Her supervisor, Professor Andrew Wilkie, is a clinician who meets patients with the condition. Rebecca is then able to use some samples of whole exome and genome data generated from these individuals to screen for genetic changes. The majority of her data, however, is generated from the UK 100,000 Genomes Project, coordinated by Genomics England and the NHS. Since 2013, they have recruited 100,000 individuals from families with either rare disease or cancer, whose data is screened by researchers. At the moment, there are 120 families (137 individuals) with craniosynostosis within this cohort. ‘The sequencing data produced for every individual are extremely complex,’ Rebecca notes. ‘Between each of us are three to four million differences in our genome, which can be written as a long code of letters. Most of these changes are completely harmless and are what make each of us unique. However, in some cases, just one of those differences is responsible for causing the craniosynostosis. Trying to identify this difference amongst three to four million letters is definitely not straightforward and does sometimes feel like looking for a needle in a haystack!’
Rebecca divides her time between computational work, wet lab, and ‘many a coffee break’. In the current circumstances, the lab is operating on a reduced capacity with various restrictions. However, Rebecca emphasises that, normally, the Weatherall Institute is an incredible place to conduct medical research. Pre-Covid, there was a large coffee lounge, where people would sit during breaks to chat and discuss their research. ‘You can bounce off each other quite well,’ Rebecca comments, ‘and learn what techniques other people are using, and whether that would be useful to incorporate into what you’re doing.’

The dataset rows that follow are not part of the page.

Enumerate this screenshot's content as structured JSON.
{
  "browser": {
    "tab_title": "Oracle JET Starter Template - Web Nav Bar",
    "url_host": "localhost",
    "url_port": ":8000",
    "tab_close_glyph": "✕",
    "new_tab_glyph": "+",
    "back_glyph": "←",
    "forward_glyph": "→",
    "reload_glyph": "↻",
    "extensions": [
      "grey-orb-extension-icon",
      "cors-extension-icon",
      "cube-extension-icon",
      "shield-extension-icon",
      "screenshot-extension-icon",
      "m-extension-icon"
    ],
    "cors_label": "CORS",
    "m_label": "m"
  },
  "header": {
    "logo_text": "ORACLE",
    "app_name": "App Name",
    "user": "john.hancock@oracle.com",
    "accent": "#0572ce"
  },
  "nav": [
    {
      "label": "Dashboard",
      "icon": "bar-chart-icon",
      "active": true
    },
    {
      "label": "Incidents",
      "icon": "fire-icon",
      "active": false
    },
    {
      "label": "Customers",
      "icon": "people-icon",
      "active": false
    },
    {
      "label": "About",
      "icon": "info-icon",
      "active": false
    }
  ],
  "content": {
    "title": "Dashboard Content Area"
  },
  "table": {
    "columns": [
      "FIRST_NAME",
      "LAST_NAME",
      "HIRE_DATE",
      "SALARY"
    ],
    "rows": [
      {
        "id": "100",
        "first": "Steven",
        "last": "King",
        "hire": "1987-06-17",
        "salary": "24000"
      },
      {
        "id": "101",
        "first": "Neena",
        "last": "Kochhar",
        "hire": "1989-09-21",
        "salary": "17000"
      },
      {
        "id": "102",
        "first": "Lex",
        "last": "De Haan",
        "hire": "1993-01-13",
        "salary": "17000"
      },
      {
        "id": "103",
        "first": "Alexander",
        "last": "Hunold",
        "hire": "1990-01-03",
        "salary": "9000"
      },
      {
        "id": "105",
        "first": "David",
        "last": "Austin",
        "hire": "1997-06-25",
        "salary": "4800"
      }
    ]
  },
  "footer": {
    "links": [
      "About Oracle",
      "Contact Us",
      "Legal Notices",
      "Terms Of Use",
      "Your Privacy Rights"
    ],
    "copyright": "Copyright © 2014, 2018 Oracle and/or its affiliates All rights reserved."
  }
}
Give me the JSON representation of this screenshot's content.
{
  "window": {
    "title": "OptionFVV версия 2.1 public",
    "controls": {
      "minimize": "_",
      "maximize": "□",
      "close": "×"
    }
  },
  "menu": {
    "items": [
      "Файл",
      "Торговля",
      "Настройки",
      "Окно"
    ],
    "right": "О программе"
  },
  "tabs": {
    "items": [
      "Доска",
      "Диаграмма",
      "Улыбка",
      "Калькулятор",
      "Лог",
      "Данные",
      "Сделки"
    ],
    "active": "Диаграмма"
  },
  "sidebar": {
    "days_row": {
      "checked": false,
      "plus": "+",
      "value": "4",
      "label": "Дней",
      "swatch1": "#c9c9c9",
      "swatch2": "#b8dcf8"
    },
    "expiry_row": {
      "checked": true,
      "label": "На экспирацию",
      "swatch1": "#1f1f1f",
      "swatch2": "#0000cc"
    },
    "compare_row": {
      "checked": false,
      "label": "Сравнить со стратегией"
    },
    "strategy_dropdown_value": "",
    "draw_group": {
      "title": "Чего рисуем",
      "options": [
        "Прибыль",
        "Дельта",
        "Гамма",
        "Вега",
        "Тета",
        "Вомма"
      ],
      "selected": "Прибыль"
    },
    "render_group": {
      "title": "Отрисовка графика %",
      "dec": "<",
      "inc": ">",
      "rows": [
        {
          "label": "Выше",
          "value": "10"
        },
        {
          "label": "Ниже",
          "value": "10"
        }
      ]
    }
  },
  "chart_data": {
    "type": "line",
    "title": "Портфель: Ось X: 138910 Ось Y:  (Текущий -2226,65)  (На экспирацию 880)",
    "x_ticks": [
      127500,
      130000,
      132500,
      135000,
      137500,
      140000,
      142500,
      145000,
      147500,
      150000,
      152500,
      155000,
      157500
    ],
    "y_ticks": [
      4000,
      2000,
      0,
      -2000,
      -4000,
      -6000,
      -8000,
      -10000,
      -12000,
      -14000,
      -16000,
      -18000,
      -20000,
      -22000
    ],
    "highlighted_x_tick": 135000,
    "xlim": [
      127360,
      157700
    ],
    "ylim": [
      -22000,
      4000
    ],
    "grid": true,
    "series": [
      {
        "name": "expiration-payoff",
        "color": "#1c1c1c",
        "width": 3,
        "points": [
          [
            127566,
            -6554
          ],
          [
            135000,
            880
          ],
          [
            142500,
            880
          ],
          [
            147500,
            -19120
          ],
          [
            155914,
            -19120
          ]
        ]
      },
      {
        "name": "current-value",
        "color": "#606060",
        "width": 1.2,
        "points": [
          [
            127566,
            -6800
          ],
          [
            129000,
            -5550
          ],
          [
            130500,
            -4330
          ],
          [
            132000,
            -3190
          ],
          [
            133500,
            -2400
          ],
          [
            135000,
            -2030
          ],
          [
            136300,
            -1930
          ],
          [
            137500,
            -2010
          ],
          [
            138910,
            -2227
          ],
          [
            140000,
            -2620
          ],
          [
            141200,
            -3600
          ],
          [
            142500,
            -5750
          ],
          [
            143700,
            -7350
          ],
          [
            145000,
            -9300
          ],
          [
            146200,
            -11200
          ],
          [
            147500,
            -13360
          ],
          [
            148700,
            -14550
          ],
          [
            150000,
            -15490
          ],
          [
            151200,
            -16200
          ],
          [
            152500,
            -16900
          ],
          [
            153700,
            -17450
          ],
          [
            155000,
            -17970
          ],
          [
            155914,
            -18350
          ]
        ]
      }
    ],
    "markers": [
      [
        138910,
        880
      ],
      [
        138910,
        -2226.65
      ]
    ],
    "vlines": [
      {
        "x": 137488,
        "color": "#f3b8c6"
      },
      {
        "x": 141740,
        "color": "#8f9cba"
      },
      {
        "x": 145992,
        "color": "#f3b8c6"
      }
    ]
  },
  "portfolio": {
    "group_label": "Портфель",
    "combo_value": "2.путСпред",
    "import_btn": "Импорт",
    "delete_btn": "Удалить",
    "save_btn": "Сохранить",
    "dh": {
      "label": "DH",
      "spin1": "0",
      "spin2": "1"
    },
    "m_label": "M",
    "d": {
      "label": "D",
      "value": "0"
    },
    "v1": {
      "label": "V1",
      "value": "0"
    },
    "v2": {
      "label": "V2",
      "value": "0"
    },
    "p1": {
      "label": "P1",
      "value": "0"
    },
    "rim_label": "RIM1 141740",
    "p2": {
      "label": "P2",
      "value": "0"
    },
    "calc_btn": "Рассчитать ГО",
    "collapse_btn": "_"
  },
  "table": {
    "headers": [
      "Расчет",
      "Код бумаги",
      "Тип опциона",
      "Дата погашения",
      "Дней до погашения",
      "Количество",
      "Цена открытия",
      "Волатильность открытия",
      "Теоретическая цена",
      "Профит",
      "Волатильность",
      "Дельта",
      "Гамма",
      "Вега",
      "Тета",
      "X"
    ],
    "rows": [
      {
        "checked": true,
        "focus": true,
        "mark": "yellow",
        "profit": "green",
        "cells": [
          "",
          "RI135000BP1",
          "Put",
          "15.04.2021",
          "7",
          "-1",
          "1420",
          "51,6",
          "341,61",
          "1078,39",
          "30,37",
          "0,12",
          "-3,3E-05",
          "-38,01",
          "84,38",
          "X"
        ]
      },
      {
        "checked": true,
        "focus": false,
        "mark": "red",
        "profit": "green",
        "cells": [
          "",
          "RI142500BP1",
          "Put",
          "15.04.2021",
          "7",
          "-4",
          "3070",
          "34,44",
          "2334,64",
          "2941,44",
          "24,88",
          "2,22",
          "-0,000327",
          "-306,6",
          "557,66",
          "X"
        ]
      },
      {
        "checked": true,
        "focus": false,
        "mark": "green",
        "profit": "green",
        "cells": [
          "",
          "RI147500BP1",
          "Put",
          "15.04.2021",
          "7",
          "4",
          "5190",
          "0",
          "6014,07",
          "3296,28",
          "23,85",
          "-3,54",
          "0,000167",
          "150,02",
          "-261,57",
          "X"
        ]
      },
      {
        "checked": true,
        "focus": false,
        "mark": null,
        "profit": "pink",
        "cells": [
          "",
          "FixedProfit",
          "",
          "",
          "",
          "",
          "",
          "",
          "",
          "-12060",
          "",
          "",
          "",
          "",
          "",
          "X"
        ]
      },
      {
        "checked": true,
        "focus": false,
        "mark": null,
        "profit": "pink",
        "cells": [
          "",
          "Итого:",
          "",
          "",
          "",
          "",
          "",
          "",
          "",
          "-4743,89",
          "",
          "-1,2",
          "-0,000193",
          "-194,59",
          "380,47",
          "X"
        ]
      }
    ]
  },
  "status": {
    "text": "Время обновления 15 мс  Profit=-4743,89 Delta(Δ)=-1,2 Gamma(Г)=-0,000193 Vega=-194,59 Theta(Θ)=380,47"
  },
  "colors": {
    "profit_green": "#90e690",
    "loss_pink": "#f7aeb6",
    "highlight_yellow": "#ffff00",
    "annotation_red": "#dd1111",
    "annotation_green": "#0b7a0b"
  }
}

Discussing her medical research, Rebecca states that ‘it’s important to drive people in that direction’. Whilst her undergraduate degree in Biological Sciences at the University of Exeter had an 80% female cohort, she notes the much smaller ratio of female to male scientists in more advanced positions. ‘[Being a woman] has never hindered what I want to do; people always respect my opinions,’ Rebecca says, but emphasises the need to encourage women to follow paths of scientific research, where they are interested.